The German rock band The Scorpions is breaking up after more than 40 years together courting controversy and selling more than 100 million recordings, its founder said in an interview published Sunday.

Rudolf Schenker told the weekly Bild am Sonntag that the group, best known for its power ballad "Wind of Change" which became closely associated with the fall of the Berlin Wall 20 years ago, was ready to call it a day.

"Yes, we're quitting," the 61-year-old guitarist said. "We are working on our last album right now and are getting ready for the final tour."

The final release, "Sting In The Tail", on March 19 will be followed by a two- or three-year world tour, said singer Klaus Meine, also 61.

"We're not getting any younger," he said. "We'd rather go out with a killer album and follow our hearts."

Schenker and drummer Wolfgang Dziony started the band in 1965, and Meine joined four years later.

In 1976, the band ran into trouble when it released the album "Virgin Killer" featuring a picture of a naked prepubescent girl on its cover.

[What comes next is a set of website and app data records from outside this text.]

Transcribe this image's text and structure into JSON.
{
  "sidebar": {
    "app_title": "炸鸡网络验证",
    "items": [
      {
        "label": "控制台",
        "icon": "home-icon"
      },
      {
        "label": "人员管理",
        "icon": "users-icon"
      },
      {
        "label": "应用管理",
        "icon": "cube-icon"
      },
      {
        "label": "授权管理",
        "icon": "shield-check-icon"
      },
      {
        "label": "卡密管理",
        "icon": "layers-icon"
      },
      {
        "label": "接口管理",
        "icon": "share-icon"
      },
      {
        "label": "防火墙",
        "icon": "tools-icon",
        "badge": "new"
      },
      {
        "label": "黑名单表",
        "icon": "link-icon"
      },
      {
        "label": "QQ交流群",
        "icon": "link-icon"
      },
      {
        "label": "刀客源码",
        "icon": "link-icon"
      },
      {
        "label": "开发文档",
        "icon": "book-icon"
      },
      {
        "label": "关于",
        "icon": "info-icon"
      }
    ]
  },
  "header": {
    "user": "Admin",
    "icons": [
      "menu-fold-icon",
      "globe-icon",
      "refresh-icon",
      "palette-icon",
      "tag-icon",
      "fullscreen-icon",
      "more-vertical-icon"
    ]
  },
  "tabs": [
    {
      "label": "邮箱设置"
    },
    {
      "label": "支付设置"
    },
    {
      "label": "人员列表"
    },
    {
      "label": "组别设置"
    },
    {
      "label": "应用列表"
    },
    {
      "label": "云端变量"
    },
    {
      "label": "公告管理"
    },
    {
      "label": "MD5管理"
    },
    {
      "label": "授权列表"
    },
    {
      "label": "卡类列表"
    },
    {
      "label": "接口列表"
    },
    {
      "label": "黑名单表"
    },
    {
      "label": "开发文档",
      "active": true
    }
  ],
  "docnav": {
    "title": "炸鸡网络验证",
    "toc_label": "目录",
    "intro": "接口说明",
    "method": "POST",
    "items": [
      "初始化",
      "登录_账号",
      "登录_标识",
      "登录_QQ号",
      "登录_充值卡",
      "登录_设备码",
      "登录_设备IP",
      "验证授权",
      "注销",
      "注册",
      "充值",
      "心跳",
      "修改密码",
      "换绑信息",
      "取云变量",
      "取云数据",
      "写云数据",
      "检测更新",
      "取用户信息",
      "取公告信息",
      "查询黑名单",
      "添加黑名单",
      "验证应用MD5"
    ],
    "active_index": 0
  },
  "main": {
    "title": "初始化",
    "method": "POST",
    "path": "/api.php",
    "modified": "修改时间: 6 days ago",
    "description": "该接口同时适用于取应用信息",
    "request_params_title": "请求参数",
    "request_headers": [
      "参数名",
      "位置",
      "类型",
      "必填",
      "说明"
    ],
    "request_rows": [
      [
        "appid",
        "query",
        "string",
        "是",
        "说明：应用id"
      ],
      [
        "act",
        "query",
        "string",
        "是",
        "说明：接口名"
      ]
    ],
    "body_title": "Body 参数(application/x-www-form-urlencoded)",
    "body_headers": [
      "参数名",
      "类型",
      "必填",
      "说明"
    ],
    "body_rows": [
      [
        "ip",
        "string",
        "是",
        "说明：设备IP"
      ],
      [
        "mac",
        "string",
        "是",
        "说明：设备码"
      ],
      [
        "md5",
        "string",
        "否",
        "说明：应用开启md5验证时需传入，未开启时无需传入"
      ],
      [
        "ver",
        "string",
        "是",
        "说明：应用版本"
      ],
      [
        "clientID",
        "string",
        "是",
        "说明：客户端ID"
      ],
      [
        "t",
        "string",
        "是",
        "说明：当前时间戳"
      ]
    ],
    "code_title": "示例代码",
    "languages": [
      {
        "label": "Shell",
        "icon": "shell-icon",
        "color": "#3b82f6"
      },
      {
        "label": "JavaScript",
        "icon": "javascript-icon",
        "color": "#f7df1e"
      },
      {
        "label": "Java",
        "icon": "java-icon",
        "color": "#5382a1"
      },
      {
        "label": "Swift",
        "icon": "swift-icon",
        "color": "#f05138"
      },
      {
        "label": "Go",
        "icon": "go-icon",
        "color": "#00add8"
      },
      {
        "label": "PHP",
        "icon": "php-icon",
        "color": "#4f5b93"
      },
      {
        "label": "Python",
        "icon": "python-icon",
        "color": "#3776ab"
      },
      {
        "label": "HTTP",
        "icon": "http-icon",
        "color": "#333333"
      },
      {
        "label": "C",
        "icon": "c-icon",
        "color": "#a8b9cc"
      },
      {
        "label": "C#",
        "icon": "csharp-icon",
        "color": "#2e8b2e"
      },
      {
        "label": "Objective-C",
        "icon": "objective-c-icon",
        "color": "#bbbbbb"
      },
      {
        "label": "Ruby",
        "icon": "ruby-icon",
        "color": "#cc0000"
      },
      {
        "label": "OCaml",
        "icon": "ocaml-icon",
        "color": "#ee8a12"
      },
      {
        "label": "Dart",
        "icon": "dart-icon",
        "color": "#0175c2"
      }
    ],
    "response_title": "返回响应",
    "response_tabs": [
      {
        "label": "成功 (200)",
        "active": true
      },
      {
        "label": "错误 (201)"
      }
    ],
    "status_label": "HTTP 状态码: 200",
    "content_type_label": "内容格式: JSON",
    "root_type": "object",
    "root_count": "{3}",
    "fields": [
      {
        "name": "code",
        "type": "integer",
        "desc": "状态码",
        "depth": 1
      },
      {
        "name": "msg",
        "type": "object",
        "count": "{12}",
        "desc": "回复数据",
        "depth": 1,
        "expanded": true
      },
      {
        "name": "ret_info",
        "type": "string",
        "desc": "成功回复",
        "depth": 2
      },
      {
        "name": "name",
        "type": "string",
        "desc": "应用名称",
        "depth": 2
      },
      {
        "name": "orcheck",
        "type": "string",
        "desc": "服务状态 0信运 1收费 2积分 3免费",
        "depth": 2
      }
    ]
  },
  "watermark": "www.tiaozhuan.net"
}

The photograph was replaced after a storm of controversy in countries such as the United States and Britain.

"The Scorpions" scored their first top-10 hit in 1984 with "Still Loving You" and made the charts with anthems like "Rock You Like a Hurricane", "No One Like You" and "Send Me an Angel".

Over the years, they replaced four bassists, six drummers and two guitarists.

"Wind of Change" came out in 1990, a few months after the fall of the Berlin Wall, and became 1991's biggest-selling single worldwide. It led to an invitation that year to play for Soviet leader Mikhail Gorbachev at the Kremlin.

"We totally lived our dream," Meine told Bild am Sonntag. "We achieved everything you can achieve with a rock band."